Trauma Associated With Elevated Risk of Sympathetic Ophthalmia

Doctor examining wheelchair patient after eye surgery
Doctor examining wheelchair patient after eye surgery
A study shows that trauma is four to five times more likely to induce an inflammatory spared eye injury than vitrectomy.

Repeated inciting events, particularly those involving trauma, are significantly associated with increased risk of developing sympathetic ophthalmia (SO), according to a study published in Ophthalmology. According to the retrospective cohort study, trauma is four to five times more likely to generate SO than vitrectomy. 

The research reports that penetrating trauma has traditionally been considered the principal risk factor for SO. However, prior studies have suggested that intraocular surgeries, especially vitrectomy, have a higher risk for inducing SO than penetrating trauma. To clarify these findings, investigators analyzed the incidence of SO after eye trauma or intraocular surgery, using a nationwide administrative claims database in Japan. 

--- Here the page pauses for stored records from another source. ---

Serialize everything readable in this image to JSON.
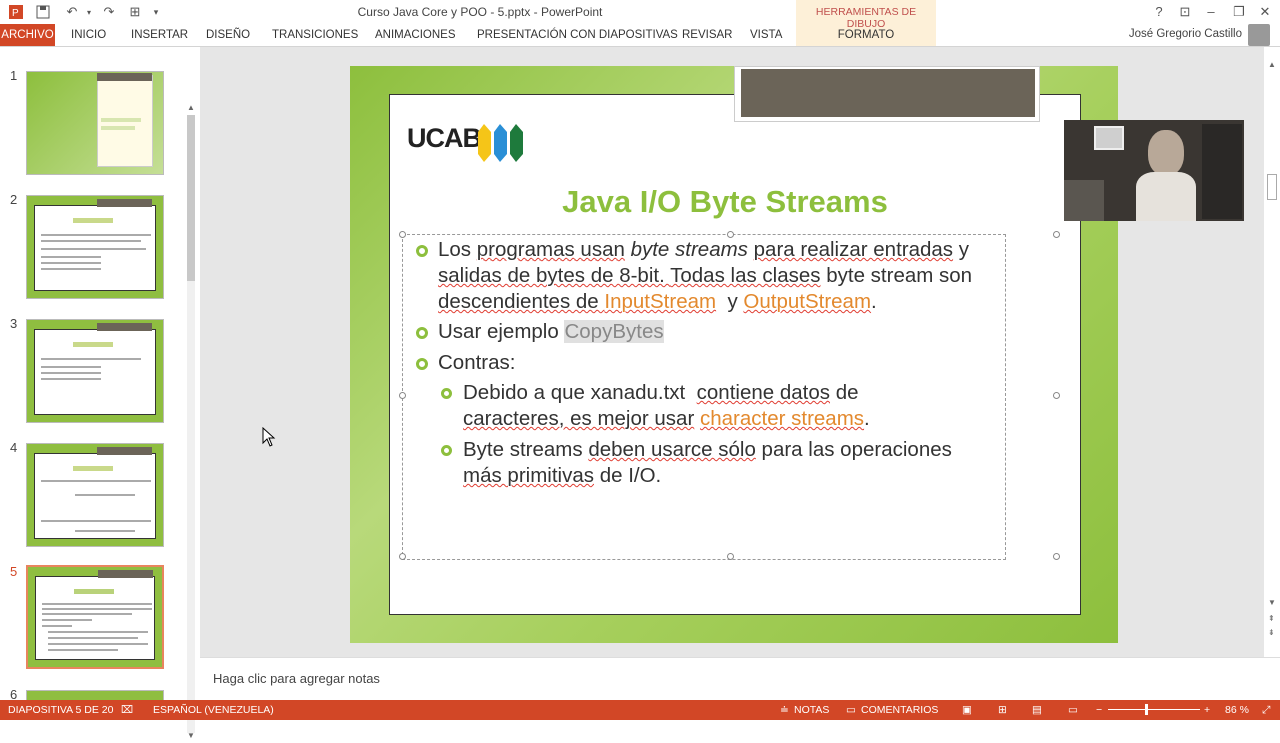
{
  "window": {
    "title": "Curso Java Core y POO - 5.pptx - PowerPoint",
    "tools_band": "HERRAMIENTAS DE DIBUJO"
  },
  "ribbon": {
    "tabs": [
      "ARCHIVO",
      "INICIO",
      "INSERTAR",
      "DISEÑO",
      "TRANSICIONES",
      "ANIMACIONES",
      "PRESENTACIÓN CON DIAPOSITIVAS",
      "REVISAR",
      "VISTA",
      "FORMATO"
    ]
  },
  "user": {
    "name": "José Gregorio Castillo"
  },
  "thumbnails": [
    {
      "num": "1"
    },
    {
      "num": "2"
    },
    {
      "num": "3"
    },
    {
      "num": "4"
    },
    {
      "num": "5"
    },
    {
      "num": "6"
    }
  ],
  "slide": {
    "logo_text": "UCAB",
    "title": "Java I/O Byte Streams",
    "b1_pre": "Los ",
    "b1_w1": "programas usan",
    "b1_it": " byte streams ",
    "b1_w2": "para realizar entradas",
    "b1_w3": " y",
    "b1_l2a": "salidas de bytes de 8-bit. ",
    "b1_l2b": "Todas las clases",
    "b1_l2c": " byte stream son",
    "b1_l3a": "descendientes de ",
    "b1_link1": "InputStream",
    "b1_y": "  y ",
    "b1_link2": "OutputStream",
    "b1_end": ".",
    "b2_pre": "Usar ejemplo ",
    "b2_hl": "CopyBytes",
    "b3": "Contras:",
    "s1_a": "Debido a que xanadu.txt  ",
    "s1_b": "contiene datos",
    "s1_c": " de",
    "s1_l2a": "caracteres, es mejor usar",
    "s1_link": "character streams",
    "s1_end": ".",
    "s2_a": "Byte streams ",
    "s2_b": "deben usarce sólo",
    "s2_c": " para las operaciones",
    "s2_l2a": "más primitivas",
    "s2_l2b": " de I/O."
  },
  "notes": {
    "placeholder": "Haga clic para agregar notas"
  },
  "status": {
    "slide": "DIAPOSITIVA 5 DE 20",
    "lang": "ESPAÑOL (VENEZUELA)",
    "notes": "NOTAS",
    "comments": "COMENTARIOS",
    "zoom": "86 %"
  }
}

They utilized the Kaplan-Meier approach to calculate the cumulative incidence of SO after inciting events, stratified by sex, 10-year age groups, and the “primary/repeated”  variable which reflected the history of inciting events in the previous year. The cox regression model estimated the adjusted hazard ratio (aHR) for develping SO, in which sex, age, and the “primary/repeated’ variable were explanatory variables. The investigation limited the study population to patients who only had a single inciting event during the observation period to explore the pure influence of each inciting event. 

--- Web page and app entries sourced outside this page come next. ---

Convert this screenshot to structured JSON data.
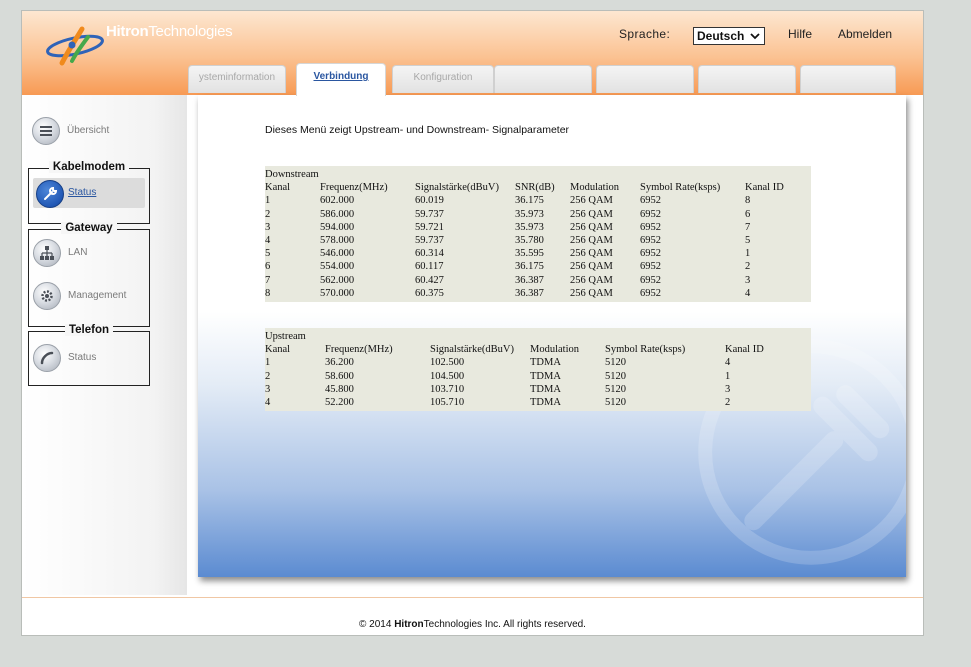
{
  "header": {
    "brand_bold": "Hitron",
    "brand_light": "Technologies",
    "language_label": "Sprache:",
    "language_value": "Deutsch",
    "help_label": "Hilfe",
    "logout_label": "Abmelden"
  },
  "tabs": [
    {
      "label": "ysteminformation",
      "active": false
    },
    {
      "label": "Verbindung",
      "active": true
    },
    {
      "label": "Konfiguration",
      "active": false
    },
    {
      "label": "",
      "active": false
    },
    {
      "label": "",
      "active": false
    },
    {
      "label": "",
      "active": false
    },
    {
      "label": "",
      "active": false
    }
  ],
  "sidebar": {
    "overview_label": "Übersicht",
    "kabelmodem": {
      "title": "Kabelmodem",
      "status_label": "Status"
    },
    "gateway": {
      "title": "Gateway",
      "lan_label": "LAN",
      "management_label": "Management"
    },
    "telefon": {
      "title": "Telefon",
      "status_label": "Status"
    }
  },
  "main": {
    "intro": "Dieses Menü zeigt Upstream- und Downstream- Signalparameter",
    "downstream": {
      "caption": "Downstream",
      "columns": [
        "Kanal",
        "Frequenz(MHz)",
        "Signalstärke(dBuV)",
        "SNR(dB)",
        "Modulation",
        "Symbol Rate(ksps)",
        "Kanal ID"
      ],
      "rows": [
        [
          "1",
          "602.000",
          "60.019",
          "36.175",
          "256 QAM",
          "6952",
          "8"
        ],
        [
          "2",
          "586.000",
          "59.737",
          "35.973",
          "256 QAM",
          "6952",
          "6"
        ],
        [
          "3",
          "594.000",
          "59.721",
          "35.973",
          "256 QAM",
          "6952",
          "7"
        ],
        [
          "4",
          "578.000",
          "59.737",
          "35.780",
          "256 QAM",
          "6952",
          "5"
        ],
        [
          "5",
          "546.000",
          "60.314",
          "35.595",
          "256 QAM",
          "6952",
          "1"
        ],
        [
          "6",
          "554.000",
          "60.117",
          "36.175",
          "256 QAM",
          "6952",
          "2"
        ],
        [
          "7",
          "562.000",
          "60.427",
          "36.387",
          "256 QAM",
          "6952",
          "3"
        ],
        [
          "8",
          "570.000",
          "60.375",
          "36.387",
          "256 QAM",
          "6952",
          "4"
        ]
      ]
    },
    "upstream": {
      "caption": "Upstream",
      "columns": [
        "Kanal",
        "Frequenz(MHz)",
        "Signalstärke(dBuV)",
        "Modulation",
        "Symbol Rate(ksps)",
        "Kanal ID"
      ],
      "rows": [
        [
          "1",
          "36.200",
          "102.500",
          "TDMA",
          "5120",
          "4"
        ],
        [
          "2",
          "58.600",
          "104.500",
          "TDMA",
          "5120",
          "1"
        ],
        [
          "3",
          "45.800",
          "103.710",
          "TDMA",
          "5120",
          "3"
        ],
        [
          "4",
          "52.200",
          "105.710",
          "TDMA",
          "5120",
          "2"
        ]
      ]
    }
  },
  "footer": {
    "copyright_prefix": "© 2014",
    "brand_bold": "Hitron",
    "brand_light": "Technologies",
    "copyright_suffix": "Inc.  All rights reserved."
  }
}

In total, 704,717 patients and 888,041 inciting events met the eligibility criteria. Females represented 46% (n=325,243) of patients, and the 70-79 year age group represented the largest proportion of patients (n=206,868 [29%]). The surgery performed most frequently was vitrectomy (n=364,786 [66%]), followed by trabeculectomy (n=37,118 [7%]). The total number of SO cases was 263 and the overall cumulative incidence of SO in all eligible patients was 0.044% over 60 months.

Sex was not significantly associated with SO development (aHR, 1.01 [95% confidence interval, 0.79-1.29]; P =.95). The 40-49 year age group had the highest cumulative incidence of SO for most of the entire period, with a cumulative incidence of 0.104% over 60 months. Repeated inciting events with and without trauma had higher incidences of SO (0.47% and 0.072%; aHR vs primary inciting events, 11.68 [7.74-17.64] and 2.21 [1.59-3.07]) compared with primary inciting events (0.036%). 

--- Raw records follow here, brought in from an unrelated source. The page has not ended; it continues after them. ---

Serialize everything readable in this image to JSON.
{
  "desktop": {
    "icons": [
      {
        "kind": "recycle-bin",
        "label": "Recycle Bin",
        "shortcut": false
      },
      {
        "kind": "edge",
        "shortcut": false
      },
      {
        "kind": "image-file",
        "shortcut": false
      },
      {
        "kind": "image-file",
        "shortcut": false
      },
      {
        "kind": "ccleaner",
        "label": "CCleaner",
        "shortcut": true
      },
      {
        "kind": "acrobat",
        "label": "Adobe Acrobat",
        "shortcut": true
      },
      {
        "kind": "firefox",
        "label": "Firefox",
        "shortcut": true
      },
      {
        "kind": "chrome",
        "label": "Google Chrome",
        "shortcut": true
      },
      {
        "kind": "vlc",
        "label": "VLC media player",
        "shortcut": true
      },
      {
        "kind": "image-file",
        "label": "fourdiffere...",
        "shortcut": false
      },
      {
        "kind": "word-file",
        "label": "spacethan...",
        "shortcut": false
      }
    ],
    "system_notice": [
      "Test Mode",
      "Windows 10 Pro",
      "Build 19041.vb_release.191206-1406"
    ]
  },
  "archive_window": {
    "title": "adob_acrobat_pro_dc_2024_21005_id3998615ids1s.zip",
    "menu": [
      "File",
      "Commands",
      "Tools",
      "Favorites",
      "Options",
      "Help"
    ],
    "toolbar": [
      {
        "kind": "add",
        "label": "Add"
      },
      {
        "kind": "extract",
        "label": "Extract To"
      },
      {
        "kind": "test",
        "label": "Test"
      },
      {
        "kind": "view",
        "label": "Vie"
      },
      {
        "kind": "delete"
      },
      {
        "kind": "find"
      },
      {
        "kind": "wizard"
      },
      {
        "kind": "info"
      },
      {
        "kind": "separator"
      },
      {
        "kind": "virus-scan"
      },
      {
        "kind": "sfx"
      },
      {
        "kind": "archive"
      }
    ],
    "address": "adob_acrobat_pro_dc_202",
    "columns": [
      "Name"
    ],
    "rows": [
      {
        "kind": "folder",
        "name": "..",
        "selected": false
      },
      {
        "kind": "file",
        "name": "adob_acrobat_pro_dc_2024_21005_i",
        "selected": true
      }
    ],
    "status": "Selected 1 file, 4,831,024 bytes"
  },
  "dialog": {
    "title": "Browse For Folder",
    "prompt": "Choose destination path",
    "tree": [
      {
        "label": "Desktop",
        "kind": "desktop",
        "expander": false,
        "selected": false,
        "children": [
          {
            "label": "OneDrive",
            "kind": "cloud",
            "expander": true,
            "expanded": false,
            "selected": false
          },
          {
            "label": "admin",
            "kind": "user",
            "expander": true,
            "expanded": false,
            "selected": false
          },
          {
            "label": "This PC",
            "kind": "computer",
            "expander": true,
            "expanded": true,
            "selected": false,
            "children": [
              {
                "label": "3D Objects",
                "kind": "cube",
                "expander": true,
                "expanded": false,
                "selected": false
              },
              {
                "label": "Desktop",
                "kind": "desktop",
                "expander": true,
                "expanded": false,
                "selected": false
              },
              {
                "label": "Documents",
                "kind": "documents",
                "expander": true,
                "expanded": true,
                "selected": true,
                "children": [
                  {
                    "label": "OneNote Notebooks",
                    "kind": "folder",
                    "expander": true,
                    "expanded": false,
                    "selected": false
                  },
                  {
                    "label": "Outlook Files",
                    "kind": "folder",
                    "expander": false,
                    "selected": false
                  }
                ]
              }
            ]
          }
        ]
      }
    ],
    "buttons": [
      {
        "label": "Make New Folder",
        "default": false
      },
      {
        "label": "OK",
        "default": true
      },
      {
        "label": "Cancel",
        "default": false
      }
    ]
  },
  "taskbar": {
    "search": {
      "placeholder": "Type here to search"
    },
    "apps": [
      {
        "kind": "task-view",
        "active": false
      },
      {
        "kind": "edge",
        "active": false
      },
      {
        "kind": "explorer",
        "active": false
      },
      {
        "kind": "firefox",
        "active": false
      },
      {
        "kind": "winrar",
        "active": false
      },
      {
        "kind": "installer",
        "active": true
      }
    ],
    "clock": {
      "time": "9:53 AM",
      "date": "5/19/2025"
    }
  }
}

The incidence of SO at 60 months was notably higher after trauma (0.073%) than after vitrectomy (0.016%). According to investigators, the incidence of SO at 60 months was lowest after scleral buckling.

Researchers note several limitations to their work, including the possibility of misclassification bias due to the laterality of the eyes not being recorded in the database. Additionally, cataract surgery was not included as exposure. Lastly, most of the study population consisted of Japanese patients, which may preclude these findings from being generalizable to other ethnic groups. 

Based on data from the present study, trauma significantly increased the risk of SO compared with vitrectomy. 


Hashimoto Y, Matsui H, Michihata N, et al. Incidence of sympathetic ophthalmia after inciting events: a national database study in Japan. Ophthalmol. Published online September 20, 2021. doi:10.1016/j.ophtha.2021.09.011